SOURCE MATERIAL:
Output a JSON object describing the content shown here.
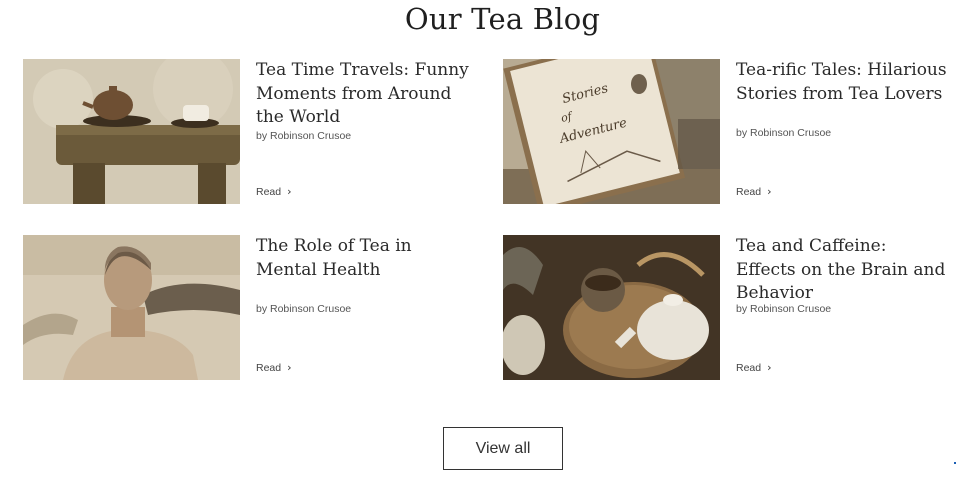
{
  "page": {
    "title": "Our Tea Blog"
  },
  "posts": [
    {
      "title": "Tea Time Travels: Funny Moments from Around the World",
      "author": "by Robinson Crusoe",
      "read_label": "Read"
    },
    {
      "title": "Tea-rific Tales: Hilarious Stories from Tea Lovers",
      "author": "by Robinson Crusoe",
      "read_label": "Read"
    },
    {
      "title": "The Role of Tea in Mental Health",
      "author": "by Robinson Crusoe",
      "read_label": "Read"
    },
    {
      "title": "Tea and Caffeine: Effects on the Brain and Behavior",
      "author": "by Robinson Crusoe",
      "read_label": "Read"
    }
  ],
  "book_cover": {
    "line1": "Stories",
    "line2": "of",
    "line3": "Adventure"
  },
  "view_all_label": "View all",
  "icons": {
    "read_arrow": "chevron-right-icon"
  }
}
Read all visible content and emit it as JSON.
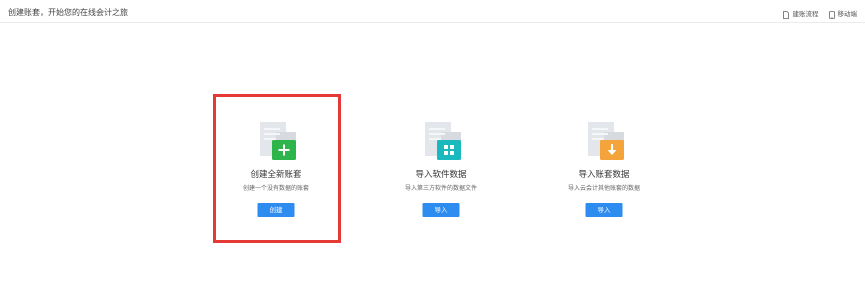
{
  "header": {
    "title": "创建账套，开始您的在线会计之旅",
    "actions": [
      {
        "label": "建账流程",
        "icon": "document-icon"
      },
      {
        "label": "移动端",
        "icon": "mobile-icon"
      }
    ]
  },
  "cards": [
    {
      "title": "创建全新账套",
      "description": "创建一个没有数据的账套",
      "button": "创建",
      "badge_icon": "plus-icon",
      "badge_color": "#2db44a"
    },
    {
      "title": "导入软件数据",
      "description": "导入第三方软件的数据文件",
      "button": "导入",
      "badge_icon": "grid-icon",
      "badge_color": "#19b9bd"
    },
    {
      "title": "导入账套数据",
      "description": "导入云会计其他账套的数据",
      "button": "导入",
      "badge_icon": "download-arrow-icon",
      "badge_color": "#f5a33b"
    }
  ],
  "colors": {
    "primary_button": "#2d8cf0",
    "highlight_border": "#e53935",
    "document_gray": "#e3e6ea"
  }
}
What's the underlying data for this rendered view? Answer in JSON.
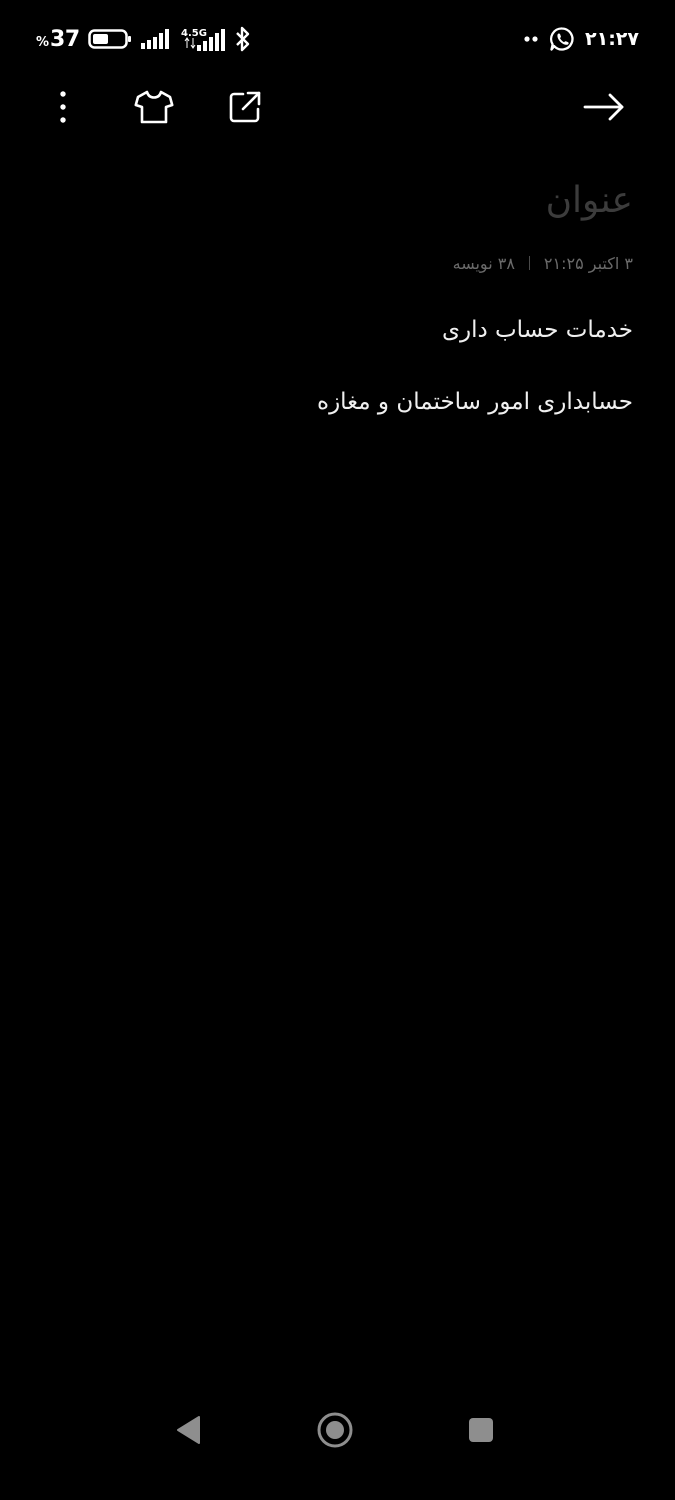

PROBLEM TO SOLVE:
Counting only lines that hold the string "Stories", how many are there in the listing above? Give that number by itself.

RESPONSE TO THIS EXERCISE:
2